Entries from a dataset of interfaces
----------

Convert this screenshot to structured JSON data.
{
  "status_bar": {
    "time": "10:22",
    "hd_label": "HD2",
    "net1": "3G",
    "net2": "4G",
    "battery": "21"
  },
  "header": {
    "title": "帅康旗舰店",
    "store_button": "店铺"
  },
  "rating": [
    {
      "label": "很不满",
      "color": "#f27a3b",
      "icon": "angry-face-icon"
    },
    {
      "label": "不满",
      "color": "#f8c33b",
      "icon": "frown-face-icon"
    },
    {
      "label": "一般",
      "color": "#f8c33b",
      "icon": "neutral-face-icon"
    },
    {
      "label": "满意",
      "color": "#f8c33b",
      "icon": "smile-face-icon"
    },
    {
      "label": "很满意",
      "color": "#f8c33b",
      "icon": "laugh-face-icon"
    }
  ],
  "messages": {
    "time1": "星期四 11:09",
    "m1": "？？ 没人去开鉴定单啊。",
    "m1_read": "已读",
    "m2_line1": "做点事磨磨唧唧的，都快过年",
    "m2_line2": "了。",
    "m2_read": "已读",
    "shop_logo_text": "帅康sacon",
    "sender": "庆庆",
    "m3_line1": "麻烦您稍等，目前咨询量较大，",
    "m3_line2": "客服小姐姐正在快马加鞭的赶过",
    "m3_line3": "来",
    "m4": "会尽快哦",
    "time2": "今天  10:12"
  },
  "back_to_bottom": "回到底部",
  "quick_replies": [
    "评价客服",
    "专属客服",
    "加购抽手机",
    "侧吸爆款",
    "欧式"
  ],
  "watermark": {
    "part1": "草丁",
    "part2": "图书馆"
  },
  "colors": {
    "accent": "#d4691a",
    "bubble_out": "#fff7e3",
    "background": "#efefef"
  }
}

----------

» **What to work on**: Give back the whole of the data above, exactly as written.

» **Answer section**:
Convert this screenshot to structured JSON data.
{
  "status_bar": {
    "time": "10:22",
    "hd_label": "HD2",
    "net1": "3G",
    "net2": "4G",
    "battery": "21"
  },
  "header": {
    "title": "帅康旗舰店",
    "store_button": "店铺"
  },
  "rating": [
    {
      "label": "很不满",
      "color": "#f27a3b",
      "icon": "angry-face-icon"
    },
    {
      "label": "不满",
      "color": "#f8c33b",
      "icon": "frown-face-icon"
    },
    {
      "label": "一般",
      "color": "#f8c33b",
      "icon": "neutral-face-icon"
    },
    {
      "label": "满意",
      "color": "#f8c33b",
      "icon": "smile-face-icon"
    },
    {
      "label": "很满意",
      "color": "#f8c33b",
      "icon": "laugh-face-icon"
    }
  ],
  "messages": {
    "time1": "星期四 11:09",
    "m1": "？？ 没人去开鉴定单啊。",
    "m1_read": "已读",
    "m2_line1": "做点事磨磨唧唧的，都快过年",
    "m2_line2": "了。",
    "m2_read": "已读",
    "shop_logo_text": "帅康sacon",
    "sender": "庆庆",
    "m3_line1": "麻烦您稍等，目前咨询量较大，",
    "m3_line2": "客服小姐姐正在快马加鞭的赶过",
    "m3_line3": "来",
    "m4": "会尽快哦",
    "time2": "今天  10:12"
  },
  "back_to_bottom": "回到底部",
  "quick_replies": [
    "评价客服",
    "专属客服",
    "加购抽手机",
    "侧吸爆款",
    "欧式"
  ],
  "watermark": {
    "part1": "草丁",
    "part2": "图书馆"
  },
  "colors": {
    "accent": "#d4691a",
    "bubble_out": "#fff7e3",
    "background": "#efefef"
  }
}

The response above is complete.